This strange treatment of the past gives an unexpected weight to Back to the beach as a celebrity podcast. It’s a peculiar genre to begin with, blatantly designed to extract value from viewers’ nostalgia for old TV properties – and, if lucky, perhaps rekindle enough interest for a reboot. So far, the category has been more missed than hit. For each office ladieswhich successfully sticks to the objective of periodically revisiting Officethere are countless others Fake doctors, real friends, which mostly appears as an excuse for Zach Braff and Donald Faison to hang out and riff.

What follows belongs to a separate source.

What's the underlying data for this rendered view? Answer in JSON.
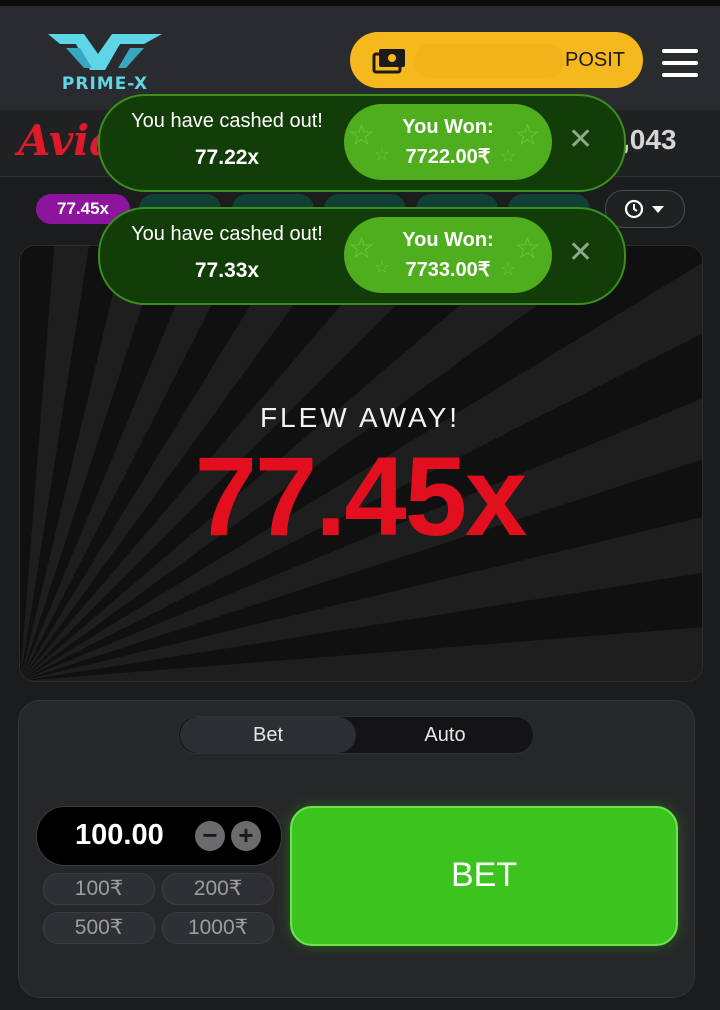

Yet despite the quality, the genre’s growing popularity has a huge following: these podcasts give viewers a great excuse to revisit beloved older shows with the addition of commentary-style gossip and insider detail. After all, nostalgia is a drug heckuva.

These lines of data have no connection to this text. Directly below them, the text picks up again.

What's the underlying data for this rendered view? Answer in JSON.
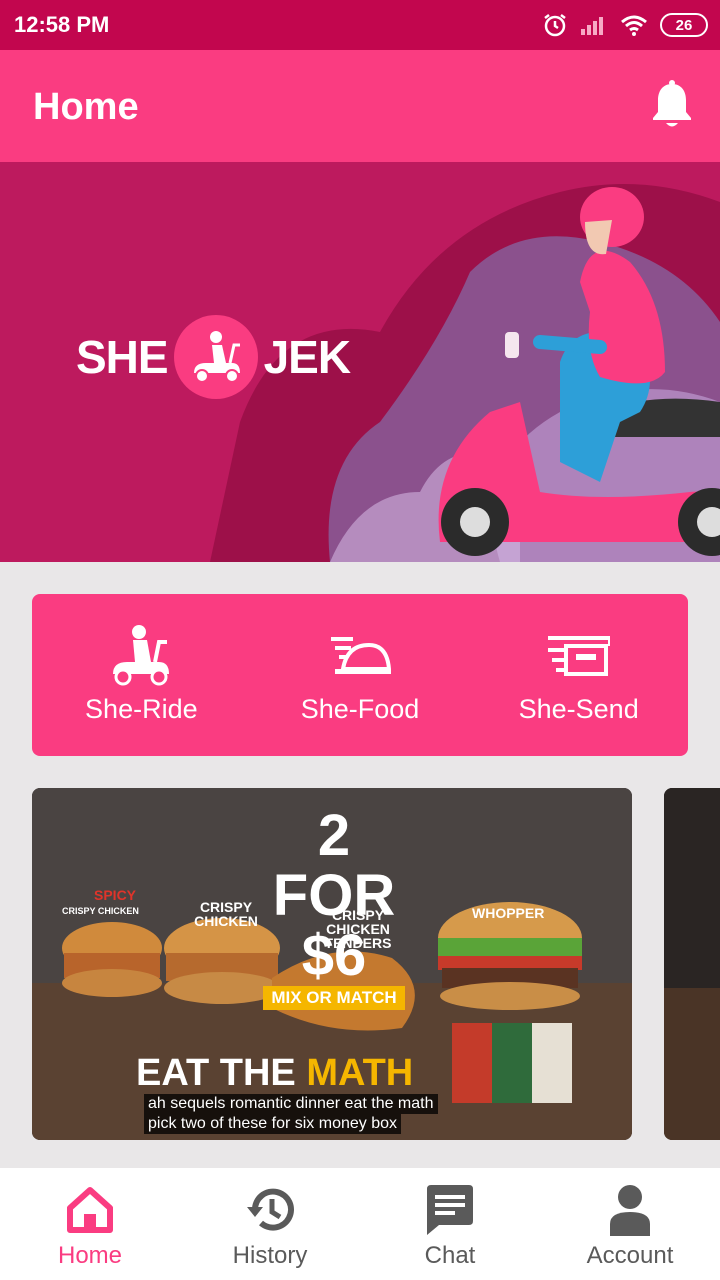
{
  "status": {
    "time": "12:58 PM",
    "battery": "26"
  },
  "appbar": {
    "title": "Home"
  },
  "banner": {
    "brand_left": "SHE",
    "brand_right": "JEK"
  },
  "services": [
    {
      "label": "She-Ride",
      "icon": "scooter-icon"
    },
    {
      "label": "She-Food",
      "icon": "food-cloche-icon"
    },
    {
      "label": "She-Send",
      "icon": "delivery-box-icon"
    }
  ],
  "promo": {
    "headline_big": "2 FOR",
    "headline_price": "$6",
    "headline_tag": "MIX OR MATCH",
    "items": [
      "SPICY",
      "CRISPY CHICKEN",
      "CRISPY CHICKEN",
      "CRISPY CHICKEN TENDERS",
      "WHOPPER"
    ],
    "tagline_white": "EAT THE",
    "tagline_yellow": "MATH",
    "caption_line1": "ah sequels romantic dinner eat the math",
    "caption_line2": "pick two of these for six money box"
  },
  "nav": [
    {
      "label": "Home",
      "icon": "home-icon",
      "active": true
    },
    {
      "label": "History",
      "icon": "history-icon",
      "active": false
    },
    {
      "label": "Chat",
      "icon": "chat-icon",
      "active": false
    },
    {
      "label": "Account",
      "icon": "account-icon",
      "active": false
    }
  ],
  "colors": {
    "primary": "#fa3c81",
    "status_bar": "#c2064e",
    "banner": "#bd1a5e",
    "accent_yellow": "#f5b600"
  }
}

Whereas Back to the beach delivers the fundamental pleasures of the genre (Laguna Beach is available on Paramount+ for streaming, by the way), there’s an intriguing dynamic at play that’s more present here than in most other celebrity podcasts: retrieving a narrative. It is interesting to consider Back to the beach through the lens of what makes athlete podcasts so appealing; in a sense, both are efforts to take control of a public self. With podcasts from athletes like The Draymond Green Show, there is an attempt to counterbalance the narrative around them established by mainstream sports media and the wider sports infrastructure. With Back to the beachthe same is happening in the realm of reality podcasts.
Of course, a cynical counter-argument would be that we’re talking about people who were actively seeking fame at a young age, and it all seems to have worked out eventually, more or less. Today, Cavallari enjoys unambiguous success, having successfully navigated the momentum around Laguna Beach and The hills in more reality TV (including his own featured vehicle, Very Cavallari), various fashion lines and even a cookbook. Colletti launched this early momentum of Laguna Beach in a role on A tree hill (also the subject of his own wildly popular celebrity podcast), and he remains an active actor and occasional TV personality; these days he has a show on Hulu, Everyone is doing very well.

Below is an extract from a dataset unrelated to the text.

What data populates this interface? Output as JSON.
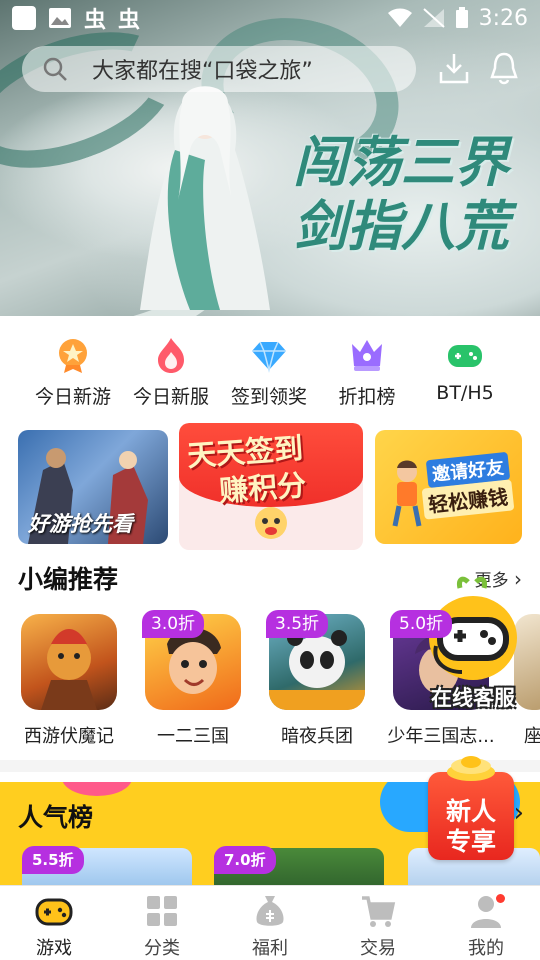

But come on. Sure, it looks like they’ve lived in show business long enough to know how to survive the whole circus. “When you can finally understand that they’re going to get what they want, and you can step back and see it as work, it becomes a lot more enjoyable,” Cavallari says at one point in the podcast. “I don’t regret it,” Colletti said of her time on Laguna Beach. “It gave me tougher skin.” But you have to wonder about the long off-screen, off-mic journey that got them to this point, nearly 20 years later. Hopefully, it’s a narrative they can claim for themselves — or unfold in another podcast 20 years from now.